#### Your assignment:
Go through the records line by line and work out how many lines hold the word "choices". Answer with the number only.
** Provided information follows **
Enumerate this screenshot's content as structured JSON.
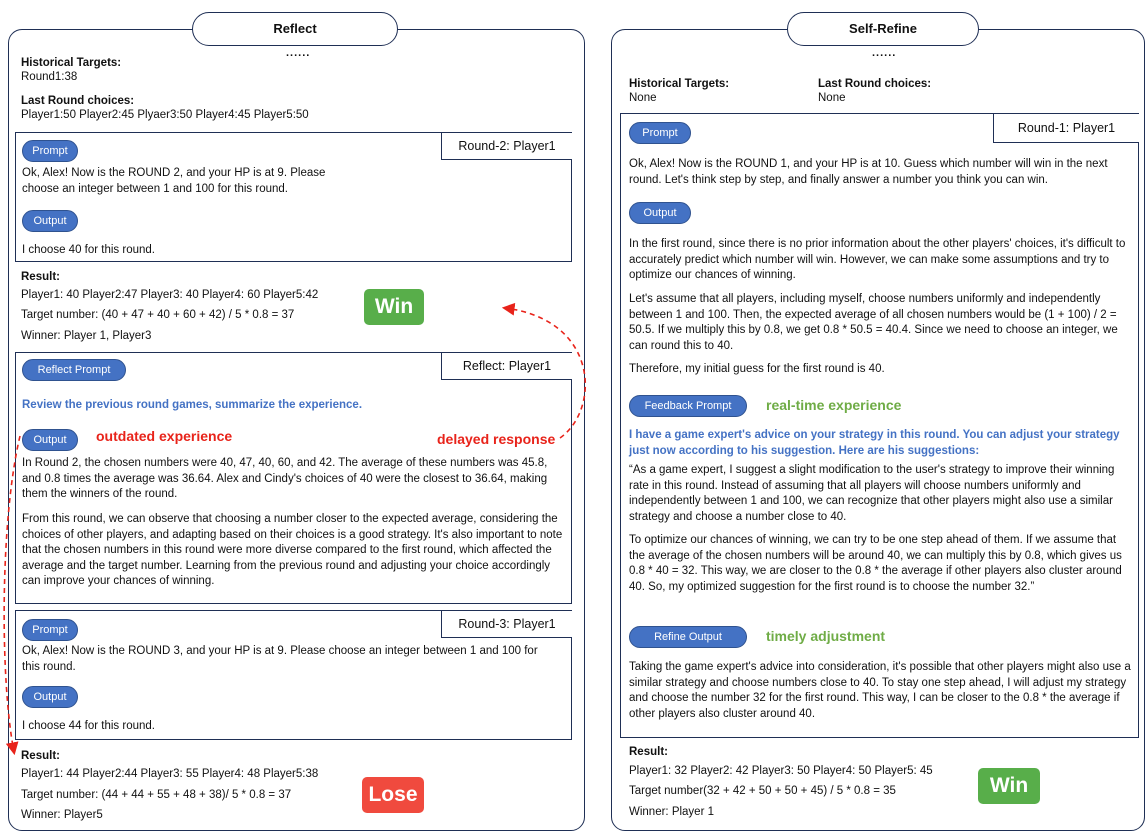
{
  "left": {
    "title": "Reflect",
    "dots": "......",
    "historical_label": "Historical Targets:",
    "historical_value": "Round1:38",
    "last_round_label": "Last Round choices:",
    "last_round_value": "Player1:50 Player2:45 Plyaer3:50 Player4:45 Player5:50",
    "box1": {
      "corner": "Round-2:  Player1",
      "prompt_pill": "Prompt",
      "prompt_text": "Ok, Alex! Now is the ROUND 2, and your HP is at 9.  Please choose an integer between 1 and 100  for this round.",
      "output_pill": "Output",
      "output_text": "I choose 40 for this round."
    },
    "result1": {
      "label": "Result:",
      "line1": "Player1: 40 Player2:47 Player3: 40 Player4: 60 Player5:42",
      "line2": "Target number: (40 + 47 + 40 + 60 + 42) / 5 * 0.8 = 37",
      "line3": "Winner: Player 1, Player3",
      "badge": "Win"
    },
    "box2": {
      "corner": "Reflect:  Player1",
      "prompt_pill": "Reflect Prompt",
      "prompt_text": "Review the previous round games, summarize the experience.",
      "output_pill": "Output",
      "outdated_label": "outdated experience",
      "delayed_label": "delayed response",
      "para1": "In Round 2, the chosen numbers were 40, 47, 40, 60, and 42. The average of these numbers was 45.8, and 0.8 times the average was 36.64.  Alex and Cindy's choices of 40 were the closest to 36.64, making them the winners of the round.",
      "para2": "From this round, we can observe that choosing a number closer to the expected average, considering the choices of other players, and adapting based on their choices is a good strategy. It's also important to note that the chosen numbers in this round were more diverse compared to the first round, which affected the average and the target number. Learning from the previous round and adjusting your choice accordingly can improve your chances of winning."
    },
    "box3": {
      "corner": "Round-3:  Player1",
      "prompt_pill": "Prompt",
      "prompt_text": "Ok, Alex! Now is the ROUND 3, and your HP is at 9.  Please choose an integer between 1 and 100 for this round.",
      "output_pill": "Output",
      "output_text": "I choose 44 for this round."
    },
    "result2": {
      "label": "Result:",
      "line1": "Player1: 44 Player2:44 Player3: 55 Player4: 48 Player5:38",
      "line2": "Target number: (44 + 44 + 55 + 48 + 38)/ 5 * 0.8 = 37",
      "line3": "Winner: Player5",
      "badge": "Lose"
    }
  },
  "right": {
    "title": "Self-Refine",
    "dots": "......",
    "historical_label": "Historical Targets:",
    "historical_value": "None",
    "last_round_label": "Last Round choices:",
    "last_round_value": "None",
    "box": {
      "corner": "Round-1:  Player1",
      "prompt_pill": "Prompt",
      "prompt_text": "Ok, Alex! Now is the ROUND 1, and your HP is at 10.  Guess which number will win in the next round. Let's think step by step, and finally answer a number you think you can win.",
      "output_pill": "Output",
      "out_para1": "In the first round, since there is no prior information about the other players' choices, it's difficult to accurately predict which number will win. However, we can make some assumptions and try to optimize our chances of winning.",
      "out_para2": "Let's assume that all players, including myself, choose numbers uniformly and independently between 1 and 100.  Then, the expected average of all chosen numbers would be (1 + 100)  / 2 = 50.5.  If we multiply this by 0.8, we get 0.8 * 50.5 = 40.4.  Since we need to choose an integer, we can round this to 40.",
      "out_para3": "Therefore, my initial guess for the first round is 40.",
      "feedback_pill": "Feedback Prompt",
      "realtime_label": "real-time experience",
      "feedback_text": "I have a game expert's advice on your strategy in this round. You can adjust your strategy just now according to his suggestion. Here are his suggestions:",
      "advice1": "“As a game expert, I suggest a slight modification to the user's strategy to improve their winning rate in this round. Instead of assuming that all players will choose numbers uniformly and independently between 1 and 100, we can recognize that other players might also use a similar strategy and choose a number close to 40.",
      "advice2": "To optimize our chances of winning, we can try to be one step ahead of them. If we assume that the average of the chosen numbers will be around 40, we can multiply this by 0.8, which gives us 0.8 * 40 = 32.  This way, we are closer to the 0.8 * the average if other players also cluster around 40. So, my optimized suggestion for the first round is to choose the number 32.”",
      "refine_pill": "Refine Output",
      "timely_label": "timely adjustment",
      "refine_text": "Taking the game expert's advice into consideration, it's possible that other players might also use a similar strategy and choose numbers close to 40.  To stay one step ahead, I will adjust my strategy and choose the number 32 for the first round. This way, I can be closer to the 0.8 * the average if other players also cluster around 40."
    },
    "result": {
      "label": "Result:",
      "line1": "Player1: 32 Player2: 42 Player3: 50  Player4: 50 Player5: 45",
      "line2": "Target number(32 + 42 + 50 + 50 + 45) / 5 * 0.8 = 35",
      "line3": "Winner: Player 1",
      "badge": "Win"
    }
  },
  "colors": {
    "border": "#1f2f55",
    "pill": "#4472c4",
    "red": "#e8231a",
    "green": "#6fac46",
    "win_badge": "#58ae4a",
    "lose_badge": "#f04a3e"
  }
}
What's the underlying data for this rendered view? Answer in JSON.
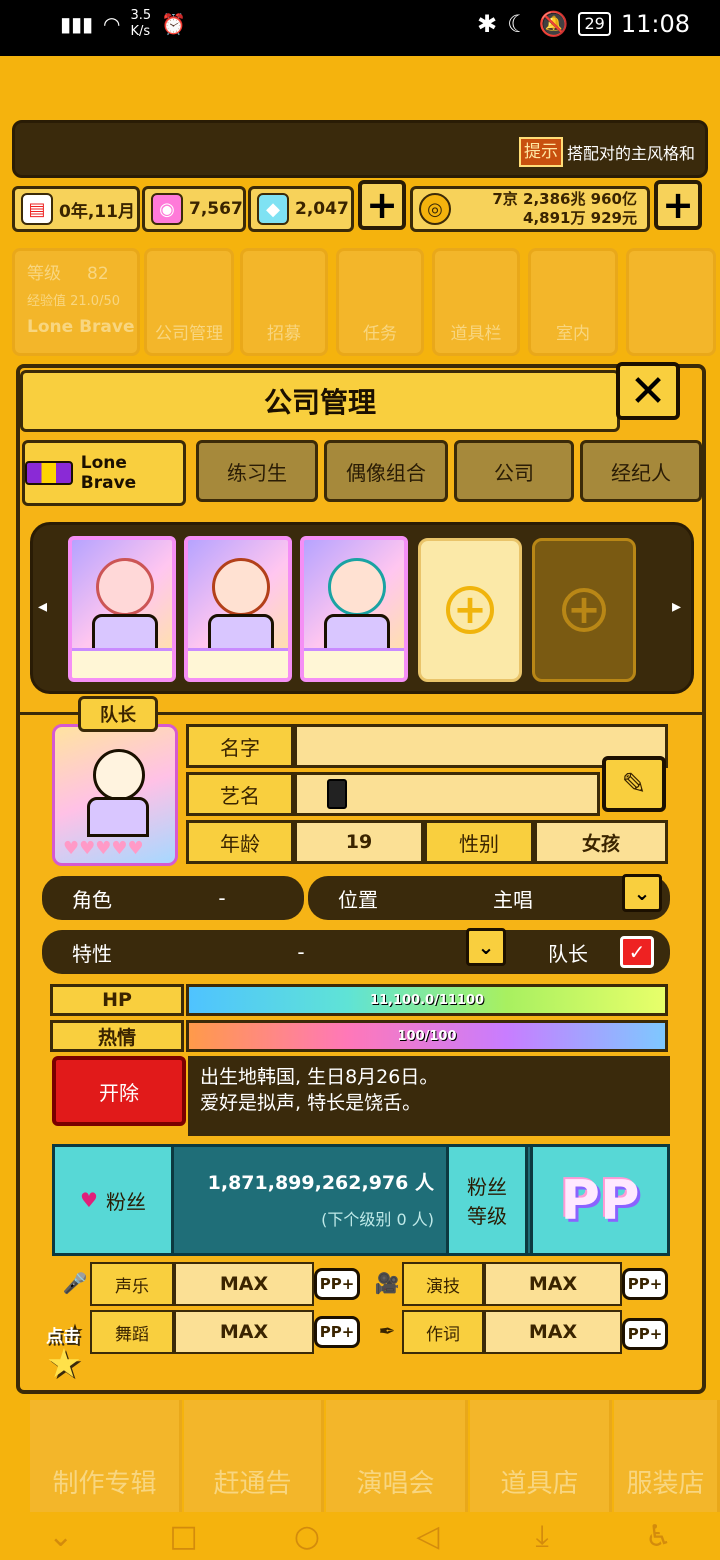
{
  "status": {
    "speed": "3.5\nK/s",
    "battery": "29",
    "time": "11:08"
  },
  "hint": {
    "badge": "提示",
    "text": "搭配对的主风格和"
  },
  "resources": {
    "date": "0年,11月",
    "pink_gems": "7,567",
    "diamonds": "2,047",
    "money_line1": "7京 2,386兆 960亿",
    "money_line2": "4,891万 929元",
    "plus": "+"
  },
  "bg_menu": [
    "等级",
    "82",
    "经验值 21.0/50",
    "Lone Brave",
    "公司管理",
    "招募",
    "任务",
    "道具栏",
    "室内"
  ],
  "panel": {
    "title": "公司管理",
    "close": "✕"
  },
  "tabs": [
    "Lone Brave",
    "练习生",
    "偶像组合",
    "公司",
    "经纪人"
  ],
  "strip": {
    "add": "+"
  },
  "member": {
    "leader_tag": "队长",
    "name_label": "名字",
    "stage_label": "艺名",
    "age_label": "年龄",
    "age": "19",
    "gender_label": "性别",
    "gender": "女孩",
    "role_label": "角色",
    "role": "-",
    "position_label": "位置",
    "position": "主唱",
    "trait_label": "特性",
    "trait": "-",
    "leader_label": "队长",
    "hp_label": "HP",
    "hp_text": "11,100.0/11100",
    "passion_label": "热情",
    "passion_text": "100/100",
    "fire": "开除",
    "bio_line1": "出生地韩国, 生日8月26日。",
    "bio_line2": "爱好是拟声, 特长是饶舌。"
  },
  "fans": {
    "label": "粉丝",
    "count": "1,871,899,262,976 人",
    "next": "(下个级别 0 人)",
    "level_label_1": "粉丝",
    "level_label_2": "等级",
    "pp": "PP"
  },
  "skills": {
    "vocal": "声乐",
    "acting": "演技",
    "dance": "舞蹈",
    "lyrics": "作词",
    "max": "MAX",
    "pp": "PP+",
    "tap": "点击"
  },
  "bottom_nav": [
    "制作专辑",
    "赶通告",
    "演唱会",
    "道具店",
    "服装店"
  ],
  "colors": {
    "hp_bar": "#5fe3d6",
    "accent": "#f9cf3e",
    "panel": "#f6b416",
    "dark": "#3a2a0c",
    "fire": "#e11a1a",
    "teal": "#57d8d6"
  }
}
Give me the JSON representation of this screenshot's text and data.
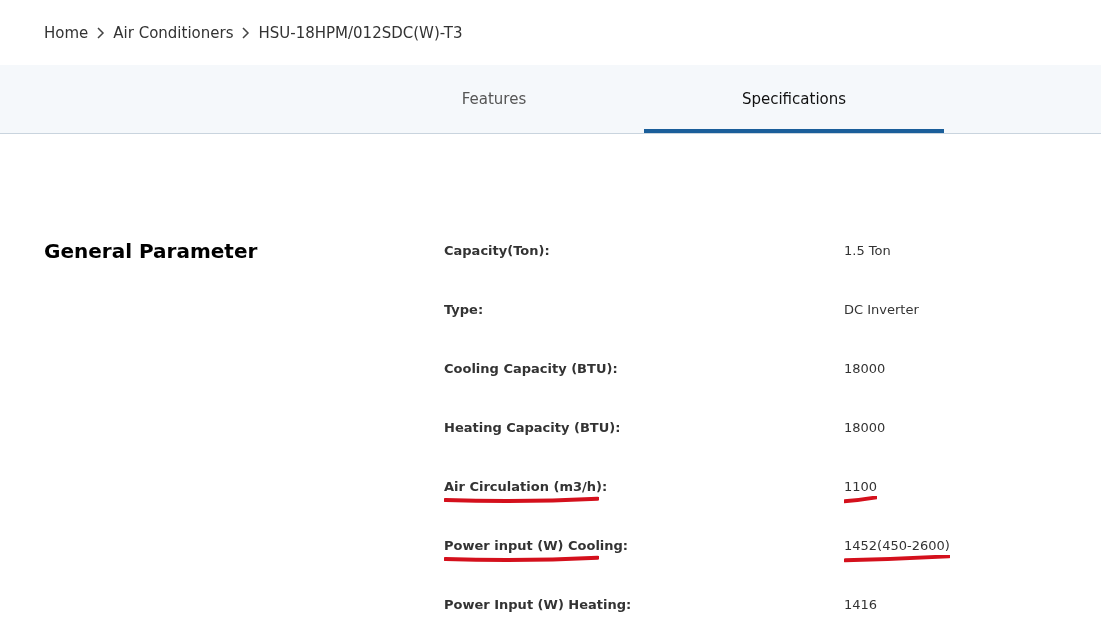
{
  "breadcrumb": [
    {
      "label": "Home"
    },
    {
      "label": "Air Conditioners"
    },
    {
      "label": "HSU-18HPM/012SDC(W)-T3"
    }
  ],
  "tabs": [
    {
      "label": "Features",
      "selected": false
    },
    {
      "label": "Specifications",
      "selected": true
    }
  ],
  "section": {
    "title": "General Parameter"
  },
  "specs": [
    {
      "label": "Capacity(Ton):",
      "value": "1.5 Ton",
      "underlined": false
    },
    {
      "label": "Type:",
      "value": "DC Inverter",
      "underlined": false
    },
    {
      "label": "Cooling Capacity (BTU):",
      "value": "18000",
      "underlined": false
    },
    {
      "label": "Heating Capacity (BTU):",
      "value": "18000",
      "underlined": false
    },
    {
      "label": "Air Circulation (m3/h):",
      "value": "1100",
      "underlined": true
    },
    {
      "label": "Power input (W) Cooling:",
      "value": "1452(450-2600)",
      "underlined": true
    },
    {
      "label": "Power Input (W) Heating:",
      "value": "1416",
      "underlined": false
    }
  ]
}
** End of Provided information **
#### Response:
5